Problem => Each line of the records below that holds "Functions" should be returned.
* * *
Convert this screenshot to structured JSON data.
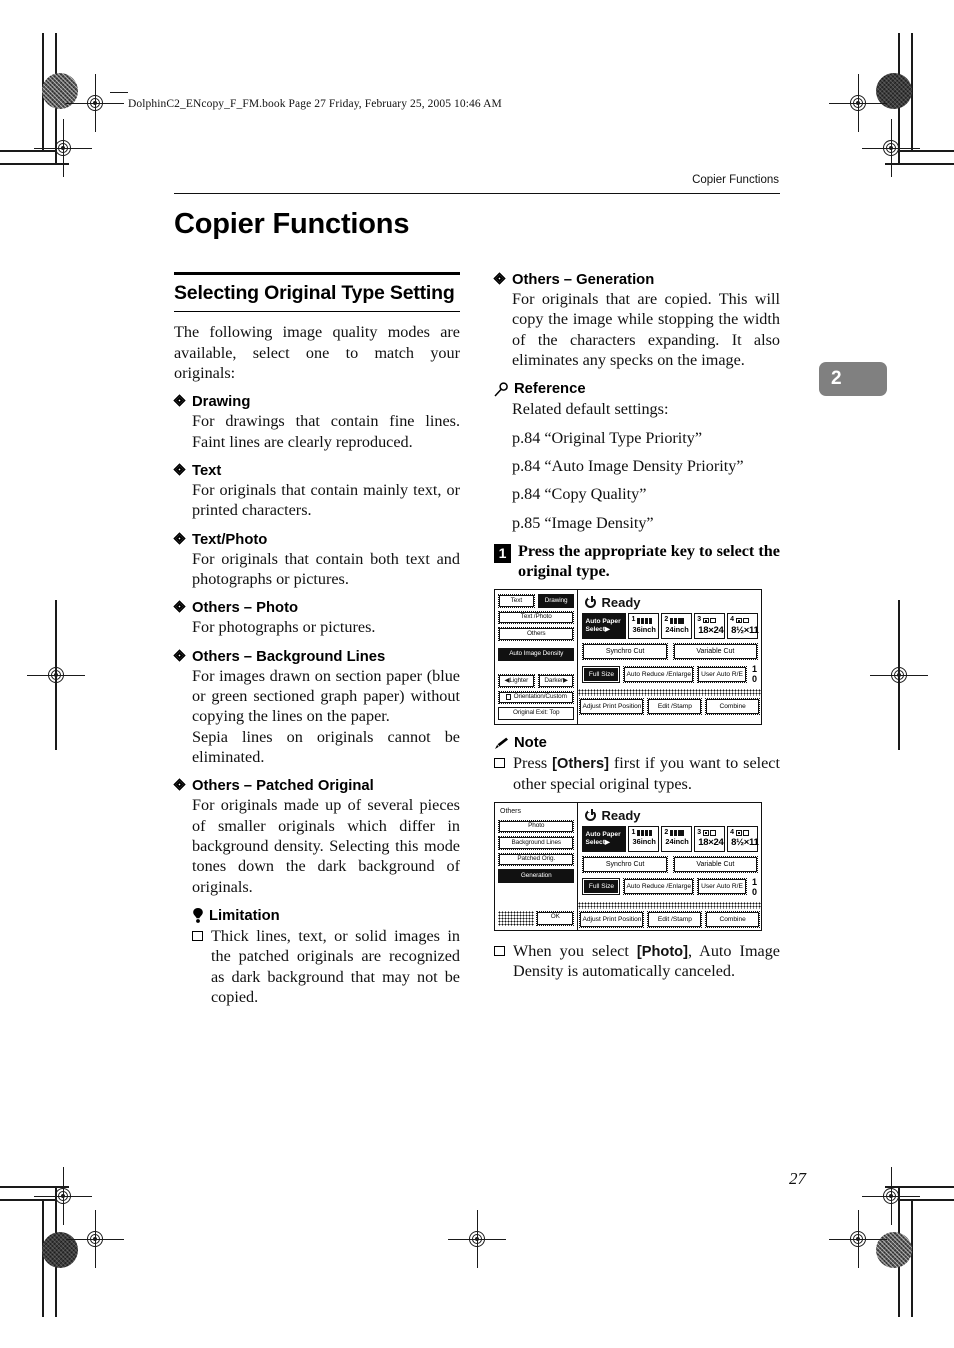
{
  "file_header": "DolphinC2_ENcopy_F_FM.book  Page 27  Friday, February 25, 2005  10:46 AM",
  "running_head": "Copier Functions",
  "chapter_tab": "2",
  "page_number": "27",
  "title": "Copier Functions",
  "left_column": {
    "heading": "Selecting Original Type Setting",
    "intro": "The following image quality modes are available, select one to match your originals:",
    "items": [
      {
        "head": "Drawing",
        "body": "For drawings that contain fine lines. Faint lines are clearly reproduced."
      },
      {
        "head": "Text",
        "body": "For originals that contain mainly text, or printed characters."
      },
      {
        "head": "Text/Photo",
        "body": "For originals that contain both text and photographs or pictures."
      },
      {
        "head": "Others – Photo",
        "body": "For photographs or pictures."
      },
      {
        "head": "Others – Background Lines",
        "body": "For images drawn on section paper (blue or green sectioned graph paper) without copying the lines on the paper.",
        "body2": "Sepia lines on originals cannot be eliminated."
      },
      {
        "head": "Others – Patched Original",
        "body": "For originals made up of several pieces of smaller originals which differ in background density. Selecting this mode tones down the dark background of originals."
      }
    ],
    "limitation": {
      "label": "Limitation",
      "note": "Thick lines, text, or solid images in the patched originals are recognized as dark background that may not be copied."
    }
  },
  "right_column": {
    "generation": {
      "head": "Others – Generation",
      "body": "For originals that are copied. This will copy the image while stopping the width of the characters expanding. It also eliminates any specks on the image."
    },
    "reference": {
      "label": "Reference",
      "intro": "Related default settings:",
      "links": [
        "p.84 “Original Type Priority”",
        "p.84 “Auto Image Density Priority”",
        "p.84 “Copy Quality”",
        "p.85 “Image Density”"
      ]
    },
    "step1": {
      "number": "1",
      "text": "Press the appropriate key to select the original type."
    },
    "note": {
      "label": "Note",
      "item1_pre": "Press ",
      "item1_key": "[Others]",
      "item1_post": " first if you want to select other special original types.",
      "item2_pre": "When you select ",
      "item2_key": "[Photo]",
      "item2_post": ", Auto Image Density is automatically canceled."
    }
  },
  "lcd_panel_1": {
    "status": "Ready",
    "sidebar": {
      "text_key": "Text",
      "drawing_key": "Drawing",
      "text_photo_key": "Text /Photo",
      "others_key": "Others",
      "auto_image_density_key": "Auto Image Density",
      "lighter_key": "◀Lighter",
      "darker_key": "Darker▶",
      "orientation_key": "Orientation/Custom",
      "original_exit_key": "Original Exit: Top"
    },
    "paper": {
      "auto_select_key": "Auto Paper Select▶",
      "trays": [
        {
          "num": "1",
          "size": "36inch"
        },
        {
          "num": "2",
          "size": "24inch"
        },
        {
          "num": "3",
          "size": "18×24"
        },
        {
          "num": "4",
          "size": "8½×11"
        }
      ]
    },
    "cut": {
      "synchro": "Synchro Cut",
      "variable": "Variable Cut"
    },
    "size": {
      "full_size": "Full Size",
      "auto_reduce": "Auto Reduce /Enlarge",
      "user_auto": "User Auto R/E",
      "ratio": "1 0"
    },
    "bottom": {
      "adjust": "Adjust Print Position",
      "edit": "Edit /Stamp",
      "combine": "Combine"
    }
  },
  "lcd_panel_2": {
    "status": "Ready",
    "sidebar": {
      "title": "Others",
      "photo_key": "Photo",
      "background_lines_key": "Background Lines",
      "patched_orig_key": "Patched Orig.",
      "generation_key": "Generation",
      "ok_key": "OK"
    },
    "paper": {
      "auto_select_key": "Auto Paper Select▶",
      "trays": [
        {
          "num": "1",
          "size": "36inch"
        },
        {
          "num": "2",
          "size": "24inch"
        },
        {
          "num": "3",
          "size": "18×24"
        },
        {
          "num": "4",
          "size": "8½×11"
        }
      ]
    },
    "cut": {
      "synchro": "Synchro Cut",
      "variable": "Variable Cut"
    },
    "size": {
      "full_size": "Full Size",
      "auto_reduce": "Auto Reduce /Enlarge",
      "user_auto": "User Auto R/E",
      "ratio": "1 0"
    },
    "bottom": {
      "adjust": "Adjust Print Position",
      "edit": "Edit /Stamp",
      "combine": "Combine"
    }
  }
}
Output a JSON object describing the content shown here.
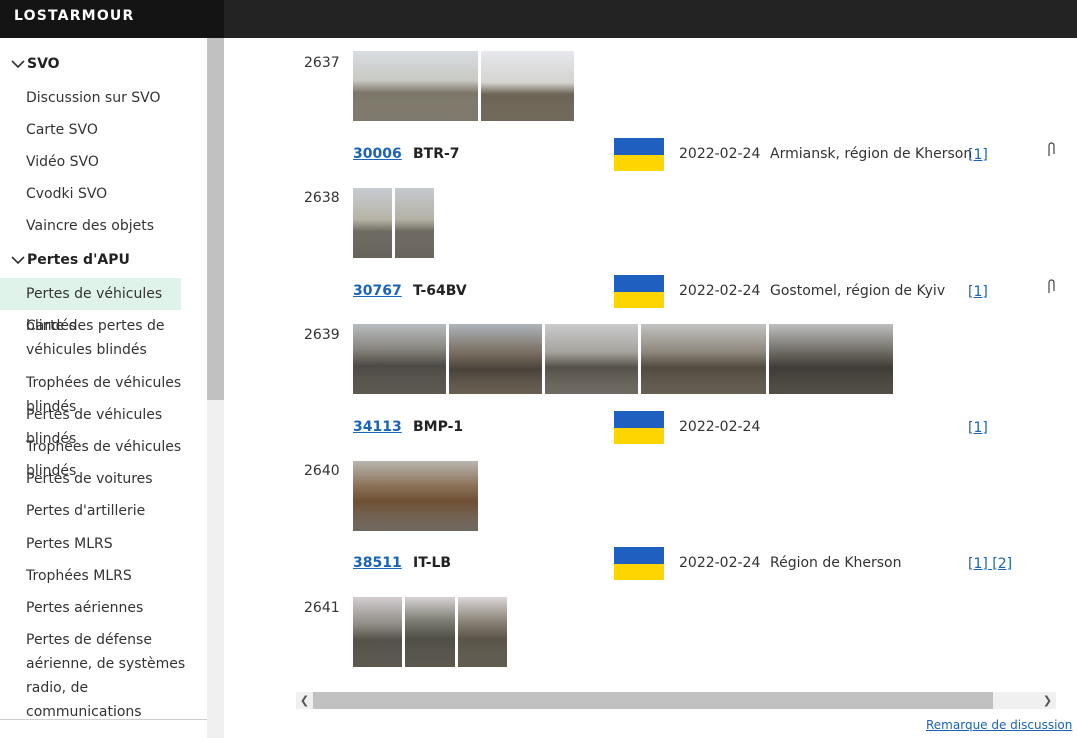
{
  "app": {
    "brand": "LOSTARMOUR"
  },
  "sidebar": {
    "sections": [
      {
        "label": "SVO"
      },
      {
        "label": "Pertes d'APU"
      }
    ],
    "svo_items": [
      "Discussion sur SVO",
      "Carte SVO",
      "Vidéo SVO",
      "Cvodki SVO",
      "Vaincre des objets"
    ],
    "apu_items": [
      "Pertes de véhicules blindés",
      "Carte des pertes de véhicules blindés",
      "Trophées de véhicules blindés",
      "Pertes de véhicules blindés",
      "Trophées de véhicules blindés",
      "Pertes de voitures",
      "Pertes d'artillerie",
      "Pertes MLRS",
      "Trophées MLRS",
      "Pertes aériennes",
      "Pertes de défense aérienne, de systèmes radio, de communications"
    ],
    "active_item": "Pertes de véhicules blindés"
  },
  "rows": [
    {
      "num": "2637",
      "thumb_count": 2
    },
    {
      "num": "2638",
      "thumb_count": 2,
      "id": "30006",
      "type": "BTR-7",
      "date": "2022-02-24",
      "location": "Armiansk, région de Kherson",
      "links": "[1]"
    },
    {
      "num": "2639",
      "thumb_count": 5,
      "id": "30767",
      "type": "T-64BV",
      "date": "2022-02-24",
      "location": "Gostomel, région de Kyiv",
      "links": "[1]"
    },
    {
      "num": "2640",
      "thumb_count": 1,
      "id": "34113",
      "type": "BMP-1",
      "date": "2022-02-24",
      "location": "",
      "links": "[1]"
    },
    {
      "num": "2641",
      "thumb_count": 3,
      "id": "38511",
      "type": "IT-LB",
      "date": "2022-02-24",
      "location": "Région de Kherson",
      "links": "[1] [2]"
    }
  ],
  "footer": {
    "link": "Remarque de discussion"
  },
  "colors": {
    "flag_blue": "#1f5fbf",
    "flag_yellow": "#ffd500",
    "link": "#1a63b5",
    "active_bg": "#dff3ea"
  }
}
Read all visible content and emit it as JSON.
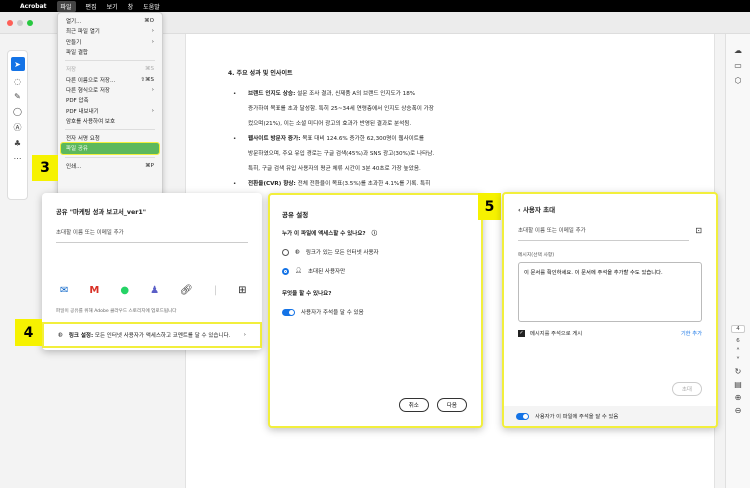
{
  "menubar": {
    "app": "Acrobat",
    "items": [
      "파일",
      "편집",
      "보기",
      "창",
      "도움말"
    ]
  },
  "file_menu": [
    {
      "label": "열기...",
      "shortcut": "⌘O"
    },
    {
      "label": "최근 파일 열기",
      "shortcut": "›"
    },
    {
      "label": "만들기",
      "shortcut": "›"
    },
    {
      "label": "파일 결합",
      "shortcut": ""
    },
    {
      "label": "저장",
      "shortcut": "⌘S",
      "disabled": true
    },
    {
      "label": "다른 이름으로 저장...",
      "shortcut": "⇧⌘S"
    },
    {
      "label": "다른 형식으로 저장",
      "shortcut": "›"
    },
    {
      "label": "PDF 압축",
      "shortcut": ""
    },
    {
      "label": "PDF 내보내기",
      "shortcut": "›"
    },
    {
      "label": "암호를 사용하여 보호",
      "shortcut": ""
    },
    {
      "label": "전자 서명 요청",
      "shortcut": ""
    },
    {
      "label": "파일 공유",
      "shortcut": ""
    },
    {
      "label": "인쇄...",
      "shortcut": "⌘P"
    }
  ],
  "steps": {
    "s3": "3",
    "s4": "4",
    "s5": "5"
  },
  "document": {
    "heading": "4. 주요 성과 및 인사이트",
    "bullets": [
      {
        "bold": "브랜드 인지도 상승:",
        "lines": [
          "설문 조사 결과, 신제품 A의 브랜드 인지도가 18%",
          "증가하여 목표를 초과 달성함. 특히 25~34세 연령층에서 인지도 상승폭이 가장",
          "컸으며(21%), 이는 소셜 미디어 광고의 효과가 반영된 결과로 분석됨."
        ]
      },
      {
        "bold": "웹사이트 방문자 증가:",
        "lines": [
          "목표 대비 124.6% 증가한 62,300명이 웹사이트를",
          "방문하였으며, 주요 유입 경로는 구글 검색(45%)과 SNS 광고(30%)로 나타남.",
          "특히, 구글 검색 유입 사용자의 평균 체류 시간이 3분 40초로 가장 높았음."
        ]
      },
      {
        "bold": "전환율(CVR) 향상:",
        "lines": [
          "전체 전환율이 목표(3.5%)를 초과한 4.1%를 기록. 특히"
        ]
      }
    ]
  },
  "share_dialog": {
    "title": "공유 \"마케팅 성과 보고서_ver1\"",
    "placeholder": "초대할 이름 또는 이메일 추가",
    "note": "파일이 공유를 위해 Adobe 클라우드 스토리지에 업로드됩니다",
    "link_label": "링크 설정:",
    "link_text": "모든 인터넷 사용자가 액세스하고 코멘트를 달 수 있습니다."
  },
  "share_settings": {
    "title": "공유 설정",
    "access_question": "누가 이 파일에 액세스할 수 있나요?",
    "option_anyone": "링크가 있는 모든 인터넷 사용자",
    "option_invited": "초대된 사용자만",
    "action_question": "무엇을 할 수 있나요?",
    "comment_toggle": "사용자가 주석을 달 수 있음",
    "cancel": "취소",
    "next": "다음"
  },
  "invite": {
    "back": "‹",
    "title": "사용자 초대",
    "placeholder": "초대할 이름 또는 이메일 추가",
    "message_label": "메시지(선택 사항)",
    "message": "이 문서를 확인하세요. 이 문서에 주석을 추가할 수도 있습니다.",
    "post_checkbox": "메시지를 주석으로 게시",
    "deadline": "기한 추가",
    "invite_button": "초대",
    "comment_toggle": "사용자가 이 파일에 주석을 달 수 있음"
  },
  "rail": {
    "page_current": "4",
    "page_total": "6"
  },
  "colors": {
    "accent": "#1473e6",
    "highlight": "#f6f200",
    "menu_highlight": "#5cb85c"
  }
}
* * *
Solution to this problem =>
  "running_head": "Copier Functions",
  "title": "Copier Functions",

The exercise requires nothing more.